Have you been practicing your chain since my last video? I hope so, because my latest video, introducing the Single Crochet stitch, is here! In this video, I discuss what can be done with a chain, how to count chain stitches, and how a crochet work is structured.
When crocheting a project, stitches are worked in rows, from right to left. After each row is completed, the work is turned 180 degrees, so the left side is now the right side and vice versa. Since the previous row ends with the hook on the left side, turning the work brings the hook back to the right side where you started!
Each row of stitches, except the first row, is worked in the top of the previous row. Why is the first row not worked into the previous row? Because the chain is your first row! It can stand alone.

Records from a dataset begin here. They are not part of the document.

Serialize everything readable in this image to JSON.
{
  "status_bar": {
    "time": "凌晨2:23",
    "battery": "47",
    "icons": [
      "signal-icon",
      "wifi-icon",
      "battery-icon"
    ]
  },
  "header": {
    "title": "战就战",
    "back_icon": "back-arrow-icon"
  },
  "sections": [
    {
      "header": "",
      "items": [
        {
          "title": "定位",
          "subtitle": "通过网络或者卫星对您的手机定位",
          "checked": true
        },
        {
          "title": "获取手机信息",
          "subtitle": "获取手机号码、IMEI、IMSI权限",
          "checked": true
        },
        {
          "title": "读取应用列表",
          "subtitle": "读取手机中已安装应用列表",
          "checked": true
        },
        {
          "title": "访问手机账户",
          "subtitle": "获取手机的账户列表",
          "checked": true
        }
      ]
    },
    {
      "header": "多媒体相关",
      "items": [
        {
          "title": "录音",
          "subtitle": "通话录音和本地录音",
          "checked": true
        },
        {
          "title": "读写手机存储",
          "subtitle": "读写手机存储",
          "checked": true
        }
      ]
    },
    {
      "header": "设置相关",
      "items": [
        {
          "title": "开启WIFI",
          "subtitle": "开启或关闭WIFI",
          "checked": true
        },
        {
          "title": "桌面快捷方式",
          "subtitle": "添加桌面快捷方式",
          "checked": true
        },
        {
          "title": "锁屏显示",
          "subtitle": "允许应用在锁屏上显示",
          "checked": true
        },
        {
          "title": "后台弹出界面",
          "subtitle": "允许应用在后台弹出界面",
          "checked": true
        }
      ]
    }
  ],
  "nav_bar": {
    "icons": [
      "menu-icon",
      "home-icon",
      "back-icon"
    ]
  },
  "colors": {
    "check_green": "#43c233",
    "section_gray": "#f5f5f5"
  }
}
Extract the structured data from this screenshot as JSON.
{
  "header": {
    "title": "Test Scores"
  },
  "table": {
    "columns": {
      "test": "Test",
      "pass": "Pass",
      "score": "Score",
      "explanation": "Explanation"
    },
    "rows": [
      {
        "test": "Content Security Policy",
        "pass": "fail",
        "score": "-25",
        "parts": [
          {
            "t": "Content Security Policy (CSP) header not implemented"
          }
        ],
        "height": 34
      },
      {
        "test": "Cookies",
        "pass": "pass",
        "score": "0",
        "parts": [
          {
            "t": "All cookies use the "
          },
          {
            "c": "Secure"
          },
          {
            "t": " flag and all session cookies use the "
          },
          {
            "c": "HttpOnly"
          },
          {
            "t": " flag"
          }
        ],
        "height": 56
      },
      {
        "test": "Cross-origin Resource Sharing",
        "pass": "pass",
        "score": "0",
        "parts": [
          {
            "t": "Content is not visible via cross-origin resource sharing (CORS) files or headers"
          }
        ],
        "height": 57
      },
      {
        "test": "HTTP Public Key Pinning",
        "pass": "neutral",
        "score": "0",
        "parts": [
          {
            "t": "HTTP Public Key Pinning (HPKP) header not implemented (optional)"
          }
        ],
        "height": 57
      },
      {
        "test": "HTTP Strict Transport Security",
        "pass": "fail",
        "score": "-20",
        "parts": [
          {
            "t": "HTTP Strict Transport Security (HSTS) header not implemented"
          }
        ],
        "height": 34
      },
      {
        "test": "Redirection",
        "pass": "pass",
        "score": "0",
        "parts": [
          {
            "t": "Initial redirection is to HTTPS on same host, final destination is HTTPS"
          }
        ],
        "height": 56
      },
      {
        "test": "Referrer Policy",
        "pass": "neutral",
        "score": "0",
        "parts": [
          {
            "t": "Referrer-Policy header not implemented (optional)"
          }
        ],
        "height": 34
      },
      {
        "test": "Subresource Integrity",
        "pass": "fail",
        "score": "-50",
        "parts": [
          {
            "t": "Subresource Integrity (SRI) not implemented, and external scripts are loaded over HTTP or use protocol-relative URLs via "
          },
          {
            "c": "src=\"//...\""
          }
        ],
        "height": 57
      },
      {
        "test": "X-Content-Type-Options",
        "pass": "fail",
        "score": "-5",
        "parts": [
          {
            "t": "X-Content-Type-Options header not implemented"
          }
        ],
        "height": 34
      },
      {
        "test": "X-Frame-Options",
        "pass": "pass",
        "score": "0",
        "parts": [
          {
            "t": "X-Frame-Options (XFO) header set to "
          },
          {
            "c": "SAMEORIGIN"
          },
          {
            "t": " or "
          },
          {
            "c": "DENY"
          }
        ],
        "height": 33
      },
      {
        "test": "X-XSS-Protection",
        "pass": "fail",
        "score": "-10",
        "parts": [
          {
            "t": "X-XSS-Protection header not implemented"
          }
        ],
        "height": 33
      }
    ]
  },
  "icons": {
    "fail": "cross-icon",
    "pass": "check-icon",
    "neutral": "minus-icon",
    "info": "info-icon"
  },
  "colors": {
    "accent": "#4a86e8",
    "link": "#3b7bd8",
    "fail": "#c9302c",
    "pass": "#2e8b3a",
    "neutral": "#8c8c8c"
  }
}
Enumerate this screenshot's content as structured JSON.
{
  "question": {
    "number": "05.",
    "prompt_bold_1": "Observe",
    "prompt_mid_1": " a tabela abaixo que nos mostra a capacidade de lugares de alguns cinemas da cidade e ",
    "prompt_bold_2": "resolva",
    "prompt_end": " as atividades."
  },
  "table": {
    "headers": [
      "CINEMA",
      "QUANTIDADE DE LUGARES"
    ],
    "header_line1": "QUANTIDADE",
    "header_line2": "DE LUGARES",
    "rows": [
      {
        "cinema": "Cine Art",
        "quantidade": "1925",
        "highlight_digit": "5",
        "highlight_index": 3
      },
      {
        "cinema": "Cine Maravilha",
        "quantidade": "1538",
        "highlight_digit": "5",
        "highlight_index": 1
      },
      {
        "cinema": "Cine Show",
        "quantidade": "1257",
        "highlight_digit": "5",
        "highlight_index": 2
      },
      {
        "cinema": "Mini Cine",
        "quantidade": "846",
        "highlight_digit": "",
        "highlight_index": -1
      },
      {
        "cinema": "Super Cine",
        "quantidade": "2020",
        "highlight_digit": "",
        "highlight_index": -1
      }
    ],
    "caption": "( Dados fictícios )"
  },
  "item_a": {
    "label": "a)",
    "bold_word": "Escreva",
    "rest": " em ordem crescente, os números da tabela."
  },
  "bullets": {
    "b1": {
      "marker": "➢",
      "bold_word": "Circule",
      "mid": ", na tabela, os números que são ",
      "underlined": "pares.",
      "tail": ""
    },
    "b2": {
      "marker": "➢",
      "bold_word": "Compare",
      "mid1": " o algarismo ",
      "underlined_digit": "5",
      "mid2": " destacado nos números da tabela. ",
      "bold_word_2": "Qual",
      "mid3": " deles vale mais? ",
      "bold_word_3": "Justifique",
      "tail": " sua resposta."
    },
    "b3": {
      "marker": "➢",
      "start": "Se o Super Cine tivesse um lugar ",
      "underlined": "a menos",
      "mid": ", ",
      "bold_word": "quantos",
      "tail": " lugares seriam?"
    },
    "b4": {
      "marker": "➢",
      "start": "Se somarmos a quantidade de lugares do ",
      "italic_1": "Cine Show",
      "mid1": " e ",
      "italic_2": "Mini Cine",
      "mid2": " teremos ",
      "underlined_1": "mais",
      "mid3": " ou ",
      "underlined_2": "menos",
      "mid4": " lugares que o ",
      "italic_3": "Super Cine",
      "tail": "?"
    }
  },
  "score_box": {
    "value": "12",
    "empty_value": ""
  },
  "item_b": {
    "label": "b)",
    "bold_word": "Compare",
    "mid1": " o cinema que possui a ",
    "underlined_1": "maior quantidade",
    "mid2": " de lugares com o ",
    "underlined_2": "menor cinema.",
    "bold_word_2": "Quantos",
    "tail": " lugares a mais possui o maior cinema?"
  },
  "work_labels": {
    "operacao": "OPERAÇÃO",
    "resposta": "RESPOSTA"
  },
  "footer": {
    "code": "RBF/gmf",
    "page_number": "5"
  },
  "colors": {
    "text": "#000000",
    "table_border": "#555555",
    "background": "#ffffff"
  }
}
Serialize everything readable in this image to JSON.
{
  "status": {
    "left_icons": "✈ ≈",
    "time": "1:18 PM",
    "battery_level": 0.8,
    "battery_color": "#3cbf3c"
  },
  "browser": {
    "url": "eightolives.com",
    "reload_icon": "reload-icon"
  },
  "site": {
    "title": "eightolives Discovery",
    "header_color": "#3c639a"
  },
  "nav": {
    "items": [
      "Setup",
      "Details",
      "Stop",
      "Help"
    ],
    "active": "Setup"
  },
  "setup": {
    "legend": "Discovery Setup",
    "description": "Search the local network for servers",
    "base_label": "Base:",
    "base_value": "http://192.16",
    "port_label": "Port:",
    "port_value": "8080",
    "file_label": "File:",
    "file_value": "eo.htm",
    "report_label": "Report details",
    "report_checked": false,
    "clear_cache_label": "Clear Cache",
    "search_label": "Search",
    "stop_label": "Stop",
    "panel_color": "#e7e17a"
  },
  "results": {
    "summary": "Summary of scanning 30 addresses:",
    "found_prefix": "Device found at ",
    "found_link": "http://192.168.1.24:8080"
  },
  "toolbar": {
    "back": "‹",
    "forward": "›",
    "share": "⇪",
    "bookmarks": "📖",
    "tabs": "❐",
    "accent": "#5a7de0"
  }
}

Since my next two videos cover the Single Crochet (abbreviated “sc”) stitch, let’s imagine the second row of a project calls for 10 Single Crochet stitches. First, you would make row one, the chain. You would need to crochet 10 chain (abbreviated “ch”) stitches; on your second row, these ten will provide a place to work a Single Crochet stitch.
Then, you would crochet one extra Chain, an 11th stitch, to be the turning chain. I explain in my next two videos that the turning chain is like the side wall from a lower row to a higher row. Think of it like a ladder, getting you from one row to the next.
You might be wondering why this “ladder” is called a turning chain. The simple–perhaps obvious?–answer is because the turning chain signals it’s time to turn the work. Today’s video, Part 1, briefly mentions how to turn the work, but Part 2, which will be posted soon, explains in greater depth how to turn the work.
After completing the turning chain and turning the work, you would have a loop on the hook and eleven chain stitches. Not sure what parts are chain stitches? As I remind in the video below, count stitches by looking for a “V” or heart shaped pattern in the yarn. Skip the first chain from the hook, and crochet a Single Crochet stitch into the following chain. Crochet 9 Single Crochet stitch in the next 9 chain, and you will have completed a row of Single Crochet!
Want to start learning about the Single Crochet stitch? Confused by what I just said? Watch the video below, then comment your thoughts!
Keep an eye out for Part 2! Thanks for reading!